START EXCERPTED RECORDS
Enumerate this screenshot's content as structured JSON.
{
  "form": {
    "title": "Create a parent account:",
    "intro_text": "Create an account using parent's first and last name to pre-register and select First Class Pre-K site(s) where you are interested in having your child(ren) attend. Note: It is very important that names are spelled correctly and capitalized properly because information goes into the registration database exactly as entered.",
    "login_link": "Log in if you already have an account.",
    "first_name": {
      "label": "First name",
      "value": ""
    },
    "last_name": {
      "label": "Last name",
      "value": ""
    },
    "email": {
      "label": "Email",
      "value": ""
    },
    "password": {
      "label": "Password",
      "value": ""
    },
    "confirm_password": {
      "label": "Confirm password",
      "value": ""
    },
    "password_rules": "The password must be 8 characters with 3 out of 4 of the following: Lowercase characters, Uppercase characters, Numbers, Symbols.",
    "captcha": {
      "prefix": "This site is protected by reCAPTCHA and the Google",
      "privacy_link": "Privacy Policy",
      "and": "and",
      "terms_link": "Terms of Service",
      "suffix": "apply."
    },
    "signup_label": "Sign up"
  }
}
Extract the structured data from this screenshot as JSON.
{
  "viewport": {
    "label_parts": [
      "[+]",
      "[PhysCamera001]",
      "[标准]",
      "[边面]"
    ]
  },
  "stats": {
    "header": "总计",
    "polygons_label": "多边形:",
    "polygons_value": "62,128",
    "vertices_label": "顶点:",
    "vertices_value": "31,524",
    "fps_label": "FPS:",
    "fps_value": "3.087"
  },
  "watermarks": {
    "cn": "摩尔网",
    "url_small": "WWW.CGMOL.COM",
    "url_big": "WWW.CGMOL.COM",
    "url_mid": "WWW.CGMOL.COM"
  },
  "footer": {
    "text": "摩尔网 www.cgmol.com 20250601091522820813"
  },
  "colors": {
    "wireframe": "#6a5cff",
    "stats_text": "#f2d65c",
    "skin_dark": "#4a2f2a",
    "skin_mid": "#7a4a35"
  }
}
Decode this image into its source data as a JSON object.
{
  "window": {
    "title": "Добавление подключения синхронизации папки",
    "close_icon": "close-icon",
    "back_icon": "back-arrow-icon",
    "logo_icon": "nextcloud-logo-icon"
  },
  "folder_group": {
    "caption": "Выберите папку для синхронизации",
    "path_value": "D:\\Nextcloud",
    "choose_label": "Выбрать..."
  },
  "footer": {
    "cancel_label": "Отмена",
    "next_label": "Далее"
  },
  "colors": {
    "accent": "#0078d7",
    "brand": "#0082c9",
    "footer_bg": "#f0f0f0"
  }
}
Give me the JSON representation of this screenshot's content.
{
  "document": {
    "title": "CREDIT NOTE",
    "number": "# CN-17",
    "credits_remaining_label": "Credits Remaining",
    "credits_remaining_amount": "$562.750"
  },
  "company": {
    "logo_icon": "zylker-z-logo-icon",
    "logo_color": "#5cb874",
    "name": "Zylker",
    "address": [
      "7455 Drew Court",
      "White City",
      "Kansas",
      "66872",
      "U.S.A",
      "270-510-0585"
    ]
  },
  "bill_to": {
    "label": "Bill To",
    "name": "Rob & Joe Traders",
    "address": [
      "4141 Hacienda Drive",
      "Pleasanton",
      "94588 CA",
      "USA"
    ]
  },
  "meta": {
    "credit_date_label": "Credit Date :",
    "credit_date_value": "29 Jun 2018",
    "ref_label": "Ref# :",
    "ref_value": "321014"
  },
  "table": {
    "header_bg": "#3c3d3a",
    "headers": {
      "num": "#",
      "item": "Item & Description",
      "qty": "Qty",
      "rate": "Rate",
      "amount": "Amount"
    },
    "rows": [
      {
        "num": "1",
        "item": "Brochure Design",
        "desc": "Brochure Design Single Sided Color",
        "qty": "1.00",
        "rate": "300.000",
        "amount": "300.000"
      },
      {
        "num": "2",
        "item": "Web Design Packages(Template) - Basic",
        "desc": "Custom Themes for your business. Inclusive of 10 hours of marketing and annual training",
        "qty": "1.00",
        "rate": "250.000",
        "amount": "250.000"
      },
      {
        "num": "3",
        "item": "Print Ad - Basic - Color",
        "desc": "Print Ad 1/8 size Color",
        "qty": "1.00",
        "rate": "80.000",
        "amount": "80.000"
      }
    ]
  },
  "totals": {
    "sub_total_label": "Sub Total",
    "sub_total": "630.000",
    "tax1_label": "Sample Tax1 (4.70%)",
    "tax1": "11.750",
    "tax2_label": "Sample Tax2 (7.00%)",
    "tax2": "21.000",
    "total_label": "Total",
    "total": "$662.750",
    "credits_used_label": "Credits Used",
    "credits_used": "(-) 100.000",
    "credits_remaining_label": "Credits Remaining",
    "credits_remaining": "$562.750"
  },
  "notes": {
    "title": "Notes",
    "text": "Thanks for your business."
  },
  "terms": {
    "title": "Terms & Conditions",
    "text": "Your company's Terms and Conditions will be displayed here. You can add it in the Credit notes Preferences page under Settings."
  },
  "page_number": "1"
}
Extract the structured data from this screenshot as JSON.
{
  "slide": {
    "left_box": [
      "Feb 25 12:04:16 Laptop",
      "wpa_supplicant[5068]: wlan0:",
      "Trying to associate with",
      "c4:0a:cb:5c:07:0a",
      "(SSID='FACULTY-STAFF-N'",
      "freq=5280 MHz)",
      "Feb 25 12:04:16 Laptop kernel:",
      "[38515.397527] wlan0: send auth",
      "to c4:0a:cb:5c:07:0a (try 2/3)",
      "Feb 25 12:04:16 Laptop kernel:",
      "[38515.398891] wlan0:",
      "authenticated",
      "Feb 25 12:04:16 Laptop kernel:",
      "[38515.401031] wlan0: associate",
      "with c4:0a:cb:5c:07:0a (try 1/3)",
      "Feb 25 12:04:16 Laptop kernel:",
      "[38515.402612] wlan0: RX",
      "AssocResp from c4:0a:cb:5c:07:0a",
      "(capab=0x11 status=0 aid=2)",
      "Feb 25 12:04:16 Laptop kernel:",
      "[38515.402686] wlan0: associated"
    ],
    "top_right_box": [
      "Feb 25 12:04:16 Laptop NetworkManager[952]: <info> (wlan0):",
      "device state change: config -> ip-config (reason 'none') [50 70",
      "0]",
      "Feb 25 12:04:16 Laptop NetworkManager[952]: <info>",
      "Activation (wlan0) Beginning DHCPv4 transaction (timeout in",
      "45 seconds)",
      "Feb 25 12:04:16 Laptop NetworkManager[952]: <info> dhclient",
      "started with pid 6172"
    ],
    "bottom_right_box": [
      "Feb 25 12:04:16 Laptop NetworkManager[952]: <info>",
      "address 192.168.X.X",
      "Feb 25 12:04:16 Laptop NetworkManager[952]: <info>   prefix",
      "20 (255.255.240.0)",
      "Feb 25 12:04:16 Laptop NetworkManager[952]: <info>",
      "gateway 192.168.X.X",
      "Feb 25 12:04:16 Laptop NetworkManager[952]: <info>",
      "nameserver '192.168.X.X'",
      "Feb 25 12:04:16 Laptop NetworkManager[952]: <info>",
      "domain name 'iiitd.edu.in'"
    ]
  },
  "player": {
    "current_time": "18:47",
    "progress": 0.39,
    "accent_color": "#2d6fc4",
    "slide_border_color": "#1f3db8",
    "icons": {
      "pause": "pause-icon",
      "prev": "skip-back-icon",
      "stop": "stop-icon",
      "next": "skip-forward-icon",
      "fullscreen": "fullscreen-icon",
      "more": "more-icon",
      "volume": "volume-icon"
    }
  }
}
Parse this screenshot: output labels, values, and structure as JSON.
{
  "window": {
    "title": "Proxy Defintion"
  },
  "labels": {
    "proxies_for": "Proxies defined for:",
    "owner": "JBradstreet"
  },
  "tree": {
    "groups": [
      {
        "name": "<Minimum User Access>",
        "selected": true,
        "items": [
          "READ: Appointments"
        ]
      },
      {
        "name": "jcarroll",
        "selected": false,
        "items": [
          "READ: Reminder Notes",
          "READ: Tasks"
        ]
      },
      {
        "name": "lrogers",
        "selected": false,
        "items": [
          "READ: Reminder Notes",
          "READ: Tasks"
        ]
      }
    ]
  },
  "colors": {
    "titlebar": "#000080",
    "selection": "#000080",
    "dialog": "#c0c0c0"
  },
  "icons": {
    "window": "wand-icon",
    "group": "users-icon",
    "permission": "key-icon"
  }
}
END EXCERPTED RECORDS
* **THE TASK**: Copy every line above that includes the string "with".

* **ANSWER BOX**:
    "password_rules": "The password must be 8 characters with 3 out of 4 of the following: Lowercase characters, Uppercase characters, Numbers, Symbols.",
      "Trying to associate with",
      "with c4:0a:cb:5c:07:0a (try 1/3)",
      "started with pid 6172"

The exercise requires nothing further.